Specific Learning Disorder with impairment in Writing is a failure to develop age-appropriate writing skill despite adequate instruction. Writing disorder may include deficits in grammar and mechanics or clarity and organization of writing.

Writing disorder is distinguished from normal variations in academic attainment, and writing problems persist in the presence of adequate educational opportunity and instructional exposure. Writing disorder is also distinguished from writing problems that are due to other medical problems, like intellectual disability, neurological or sensory disorders, and neurocognitive disorders. Finally, though writing disorder commonly co-occurs with other neurodevelopmental disorders (e.g. ADHD, developmental coordination disorder, autistic spectrum disorder) and mental disorders (e.g. anxiety, depression), writing disorder is distinct from and not due to those disorders.

Dysgraphia is a specific writing deficit that is characterized by poor handwriting and fine motor coordination.

Sign of a writing disorder include:

  • Inaccurate punctuation
  • Poor grammar
  • Poor paragraph organization
  • Unclear written expression
  • Disorganized sentence structure
  • Disorganized paragraph organization

Writing disorder may be mild enough that the individual is able to compensate or function well given appropriate accommodations or support services. In more severe cases, difficulties are so pronounced that the individual is unable to become proficient in core academic skills unless intensive and specialized teaching is provided in school and at home.
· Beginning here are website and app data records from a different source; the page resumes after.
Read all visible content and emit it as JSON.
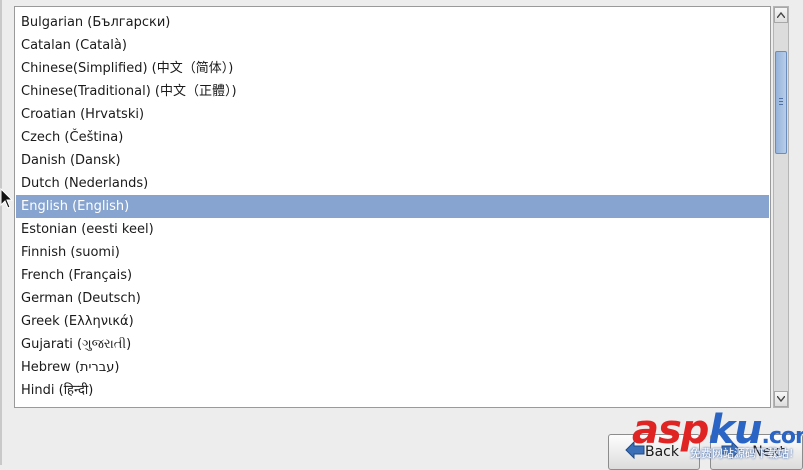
{
  "languages": {
    "items": [
      {
        "label": "Bulgarian (Български)",
        "selected": false
      },
      {
        "label": "Catalan (Català)",
        "selected": false
      },
      {
        "label": "Chinese(Simplified) (中文（简体）)",
        "selected": false
      },
      {
        "label": "Chinese(Traditional) (中文（正體）)",
        "selected": false
      },
      {
        "label": "Croatian (Hrvatski)",
        "selected": false
      },
      {
        "label": "Czech (Čeština)",
        "selected": false
      },
      {
        "label": "Danish (Dansk)",
        "selected": false
      },
      {
        "label": "Dutch (Nederlands)",
        "selected": false
      },
      {
        "label": "English (English)",
        "selected": true
      },
      {
        "label": "Estonian (eesti keel)",
        "selected": false
      },
      {
        "label": "Finnish (suomi)",
        "selected": false
      },
      {
        "label": "French (Français)",
        "selected": false
      },
      {
        "label": "German (Deutsch)",
        "selected": false
      },
      {
        "label": "Greek (Ελληνικά)",
        "selected": false
      },
      {
        "label": "Gujarati (ગુજરાતી)",
        "selected": false
      },
      {
        "label": "Hebrew (עברית)",
        "selected": false
      },
      {
        "label": "Hindi (हिन्दी)",
        "selected": false
      }
    ]
  },
  "buttons": {
    "back_label": "Back",
    "next_label": "Next"
  },
  "watermark": {
    "brand_a": "asp",
    "brand_b": "ku",
    "brand_c": ".com",
    "subtitle": "免费网站源码下载站!"
  },
  "colors": {
    "selection": "#86a4cf",
    "scroll_thumb": "#95b3db",
    "watermark_red": "#e02424",
    "watermark_blue": "#2a64c4"
  }
}
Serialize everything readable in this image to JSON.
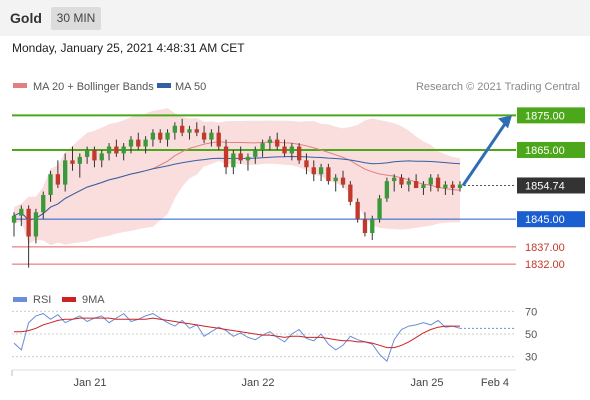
{
  "header": {
    "title": "Gold",
    "timeframe": "30 MIN",
    "datetime": "Monday, January 25, 2021 4:48:31 AM CET"
  },
  "legend": {
    "ma20": "MA 20 + Bollinger Bands",
    "ma50": "MA 50",
    "copyright": "Research © 2021 Trading Central"
  },
  "colors": {
    "candle_up": "#3a9a3a",
    "candle_down": "#c0392b",
    "bollinger_fill": "#f9d4d4",
    "ma20": "#e08080",
    "ma50": "#3060a8",
    "resistance": "#4ca81a",
    "support_blue": "#1b5ecf",
    "support_red": "#e06060",
    "last_price": "#333333",
    "arrow": "#2f6db5",
    "rsi": "#6b8ed8",
    "rsi_ma": "#cc2222"
  },
  "chart_data": {
    "type": "candlestick",
    "price_ylim": [
      1828,
      1878
    ],
    "levels": [
      {
        "value": 1875.0,
        "label": "1875.00",
        "kind": "resistance"
      },
      {
        "value": 1865.0,
        "label": "1865.00",
        "kind": "resistance"
      },
      {
        "value": 1854.74,
        "label": "1854.74",
        "kind": "last"
      },
      {
        "value": 1845.0,
        "label": "1845.00",
        "kind": "support"
      },
      {
        "value": 1837.0,
        "label": "1837.00",
        "kind": "support2"
      },
      {
        "value": 1832.0,
        "label": "1832.00",
        "kind": "support2"
      }
    ],
    "x_ticks": [
      "Jan 21",
      "Jan 22",
      "Jan 25",
      "Feb 4"
    ],
    "candles": [
      [
        1844,
        1847,
        1840,
        1846
      ],
      [
        1846,
        1849,
        1843,
        1848
      ],
      [
        1848,
        1849,
        1831,
        1840
      ],
      [
        1840,
        1848,
        1838,
        1847
      ],
      [
        1847,
        1853,
        1845,
        1852
      ],
      [
        1852,
        1859,
        1850,
        1858
      ],
      [
        1858,
        1862,
        1854,
        1855
      ],
      [
        1855,
        1864,
        1853,
        1862
      ],
      [
        1862,
        1866,
        1859,
        1861
      ],
      [
        1861,
        1864,
        1857,
        1863
      ],
      [
        1863,
        1866,
        1861,
        1865
      ],
      [
        1865,
        1866,
        1860,
        1862
      ],
      [
        1862,
        1865,
        1860,
        1864
      ],
      [
        1864,
        1867,
        1862,
        1866
      ],
      [
        1866,
        1868,
        1863,
        1864
      ],
      [
        1864,
        1867,
        1862,
        1866
      ],
      [
        1866,
        1869,
        1864,
        1868
      ],
      [
        1868,
        1870,
        1865,
        1866
      ],
      [
        1866,
        1869,
        1864,
        1868
      ],
      [
        1868,
        1871,
        1866,
        1870
      ],
      [
        1870,
        1871,
        1867,
        1868
      ],
      [
        1868,
        1871,
        1866,
        1870
      ],
      [
        1870,
        1873,
        1868,
        1872
      ],
      [
        1872,
        1874,
        1869,
        1870
      ],
      [
        1870,
        1872,
        1868,
        1871
      ],
      [
        1871,
        1873,
        1869,
        1870
      ],
      [
        1870,
        1872,
        1867,
        1868
      ],
      [
        1868,
        1871,
        1866,
        1870
      ],
      [
        1870,
        1872,
        1865,
        1866
      ],
      [
        1866,
        1868,
        1858,
        1860
      ],
      [
        1860,
        1865,
        1858,
        1864
      ],
      [
        1864,
        1866,
        1861,
        1862
      ],
      [
        1862,
        1864,
        1859,
        1863
      ],
      [
        1863,
        1866,
        1861,
        1865
      ],
      [
        1865,
        1868,
        1863,
        1867
      ],
      [
        1867,
        1869,
        1865,
        1868
      ],
      [
        1868,
        1870,
        1865,
        1866
      ],
      [
        1866,
        1868,
        1863,
        1864
      ],
      [
        1864,
        1867,
        1862,
        1866
      ],
      [
        1866,
        1867,
        1861,
        1862
      ],
      [
        1862,
        1864,
        1858,
        1860
      ],
      [
        1860,
        1862,
        1856,
        1858
      ],
      [
        1858,
        1861,
        1856,
        1860
      ],
      [
        1860,
        1861,
        1855,
        1856
      ],
      [
        1856,
        1858,
        1853,
        1857
      ],
      [
        1857,
        1859,
        1854,
        1855
      ],
      [
        1855,
        1856,
        1849,
        1850
      ],
      [
        1850,
        1851,
        1844,
        1845
      ],
      [
        1845,
        1847,
        1840,
        1841
      ],
      [
        1841,
        1846,
        1839,
        1845
      ],
      [
        1845,
        1852,
        1844,
        1851
      ],
      [
        1851,
        1857,
        1850,
        1856
      ],
      [
        1856,
        1858,
        1853,
        1857
      ],
      [
        1857,
        1858,
        1854,
        1855
      ],
      [
        1855,
        1857,
        1853,
        1856
      ],
      [
        1856,
        1858,
        1854,
        1854
      ],
      [
        1854,
        1856,
        1852,
        1855
      ],
      [
        1855,
        1858,
        1853,
        1857
      ],
      [
        1857,
        1858,
        1853,
        1854
      ],
      [
        1854,
        1856,
        1852,
        1855
      ],
      [
        1855,
        1856,
        1852,
        1854
      ],
      [
        1854,
        1856,
        1853,
        1855
      ]
    ],
    "rsi_axis": [
      70,
      50,
      30
    ],
    "rsi_ylim": [
      20,
      80
    ],
    "rsi_label": "RSI",
    "rsi_ma_label": "9MA",
    "rsi": [
      42,
      36,
      60,
      66,
      68,
      63,
      67,
      60,
      63,
      66,
      61,
      64,
      66,
      60,
      64,
      68,
      61,
      63,
      66,
      68,
      64,
      60,
      57,
      62,
      55,
      58,
      48,
      52,
      56,
      53,
      48,
      51,
      47,
      45,
      49,
      52,
      47,
      43,
      50,
      54,
      46,
      44,
      50,
      41,
      36,
      40,
      48,
      45,
      43,
      41,
      32,
      26,
      45,
      54,
      57,
      58,
      60,
      58,
      62,
      56,
      57,
      55
    ],
    "rsi_ma": [
      52,
      52,
      53,
      55,
      58,
      60,
      62,
      63,
      63,
      64,
      64,
      64,
      64,
      64,
      63,
      63,
      63,
      63,
      63,
      64,
      63,
      62,
      61,
      60,
      59,
      58,
      57,
      56,
      55,
      54,
      53,
      52,
      51,
      50,
      49,
      49,
      48,
      47,
      48,
      48,
      47,
      47,
      47,
      46,
      45,
      44,
      44,
      43,
      43,
      42,
      40,
      38,
      38,
      40,
      43,
      47,
      51,
      54,
      56,
      57,
      57,
      57
    ]
  }
}
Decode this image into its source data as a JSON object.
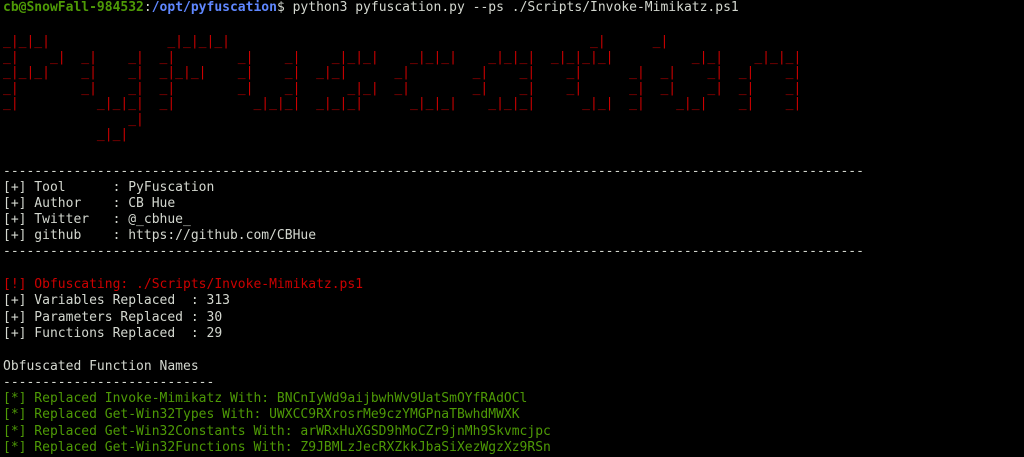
{
  "prompt": {
    "user_host": "cb@SnowFall-984532",
    "separator": ":",
    "path": "/opt/pyfuscation",
    "symbol": "$",
    "command": " python3 pyfuscation.py --ps ./Scripts/Invoke-Mimikatz.ps1"
  },
  "banner_art": [
    "_|_|_|               _|_|_|_|                                              _|      _|",
    "_|    _|  _|    _|  _|        _|    _|    _|_|_|    _|_|_|    _|_|_|  _|_|_|_|          _|_|    _|_|_|",
    "_|_|_|    _|    _|  _|_|_|    _|    _|  _|_|      _|        _|    _|    _|      _|  _|    _|  _|    _|",
    "_|        _|    _|  _|        _|    _|      _|_|  _|        _|    _|    _|      _|  _|    _|  _|    _|",
    "_|          _|_|_|  _|          _|_|_|  _|_|_|      _|_|_|    _|_|_|      _|_|  _|    _|_|    _|    _|",
    "                _|",
    "            _|_|"
  ],
  "divider": "--------------------------------------------------------------------------------------------------------------",
  "info": [
    "[+] Tool      : PyFuscation",
    "[+] Author    : CB Hue",
    "[+] Twitter   : @_cbhue_",
    "[+] github    : https://github.com/CBHue"
  ],
  "status": {
    "obfuscating": "[!] Obfuscating: ./Scripts/Invoke-Mimikatz.ps1",
    "variables": "[+] Variables Replaced  : 313",
    "parameters": "[+] Parameters Replaced : 30",
    "functions": "[+] Functions Replaced  : 29"
  },
  "section": {
    "title": "Obfuscated Function Names",
    "underline": "---------------------------"
  },
  "replacements": [
    "[*] Replaced Invoke-Mimikatz With: BNCnIyWd9aijbwhWv9UatSmOYfRAdOCl",
    "[*] Replaced Get-Win32Types With: UWXCC9RXrosrMe9czYMGPnaTBwhdMWXK",
    "[*] Replaced Get-Win32Constants With: arWRxHuXGSD9hMoCZr9jnMh9Skvmcjpc",
    "[*] Replaced Get-Win32Functions With: Z9JBMLzJecRXZkkJbaSiXezWgzXz9RSn"
  ],
  "colors": {
    "background": "#000000",
    "foreground": "#d3d7cf",
    "user_host": "#4e9a06",
    "path": "#5f87ff",
    "banner": "#cc0000",
    "warning": "#cc0000",
    "success": "#4e9a06"
  }
}
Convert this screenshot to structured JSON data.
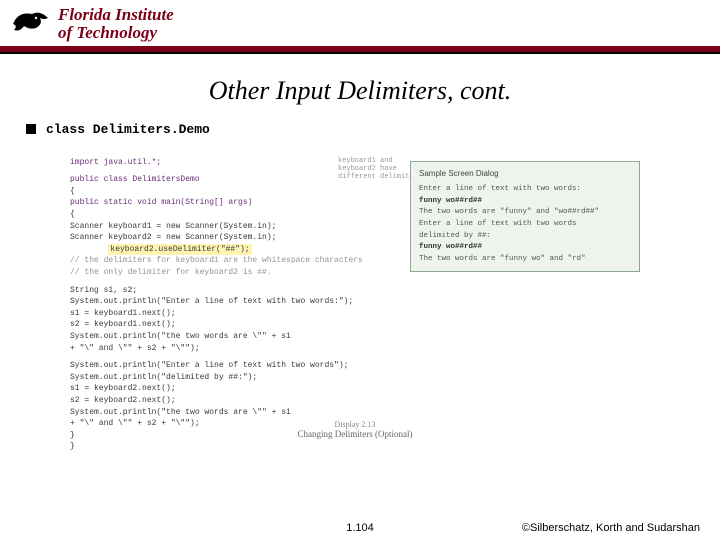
{
  "header": {
    "institution_line1": "Florida Institute",
    "institution_line2": "of Technology"
  },
  "title": "Other Input Delimiters, cont.",
  "bullet": {
    "text": "class Delimiters.Demo"
  },
  "code": {
    "l1": "import java.util.*;",
    "l2": "public class DelimitersDemo",
    "l3": "{",
    "l4": "    public static void main(String[] args)",
    "l5": "    {",
    "l6": "        Scanner keyboard1 = new Scanner(System.in);",
    "l7": "        Scanner keyboard2 = new Scanner(System.in);",
    "l8": "        keyboard2.useDelimiter(\"##\");",
    "l9": "        // the delimiters for keyboard1 are the whitespace characters",
    "l10": "        // the only delimiter for keyboard2 is ##.",
    "l11": "        String s1, s2;",
    "l12": "        System.out.println(\"Enter a line of text with two words:\");",
    "l13": "        s1 = keyboard1.next();",
    "l14": "        s2 = keyboard1.next();",
    "l15": "        System.out.println(\"the two words are \\\"\" + s1",
    "l16": "                           + \"\\\" and \\\"\" + s2 + \"\\\"\");",
    "l17": "        System.out.println(\"Enter a line of text with two words\");",
    "l18": "        System.out.println(\"delimited by ##:\");",
    "l19": "        s1 = keyboard2.next();",
    "l20": "        s2 = keyboard2.next();",
    "l21": "        System.out.println(\"the two words are \\\"\" + s1",
    "l22": "                           + \"\\\" and \\\"\" + s2 + \"\\\"\");",
    "l23": "    }",
    "l24": "}"
  },
  "note": {
    "l1": "keyboard1 and",
    "l2": "keyboard2 have",
    "l3": "different delimiters."
  },
  "dialog": {
    "title": "Sample Screen Dialog",
    "l1": "Enter a line of text with two words:",
    "l2": "funny wo##rd##",
    "l3": "The two words are \"funny\" and \"wo##rd##\"",
    "l4": "Enter a line of text with two words",
    "l5": "delimited by ##:",
    "l6": "funny wo##rd##",
    "l7": "The two words are \"funny wo\" and \"rd\""
  },
  "caption": {
    "display": "Display 2.13",
    "text": "Changing Delimiters (Optional)"
  },
  "footer": {
    "page": "1.104",
    "copyright": "©Silberschatz, Korth and Sudarshan"
  }
}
Regardless of severity, however, it is crucial that the writing disorder be addressed. Individuals with untreated learning disorders show negative consequences across the lifespan, including lower educational attainment, higher rates of unemployment and under-employment, and higher levels of psychological distress.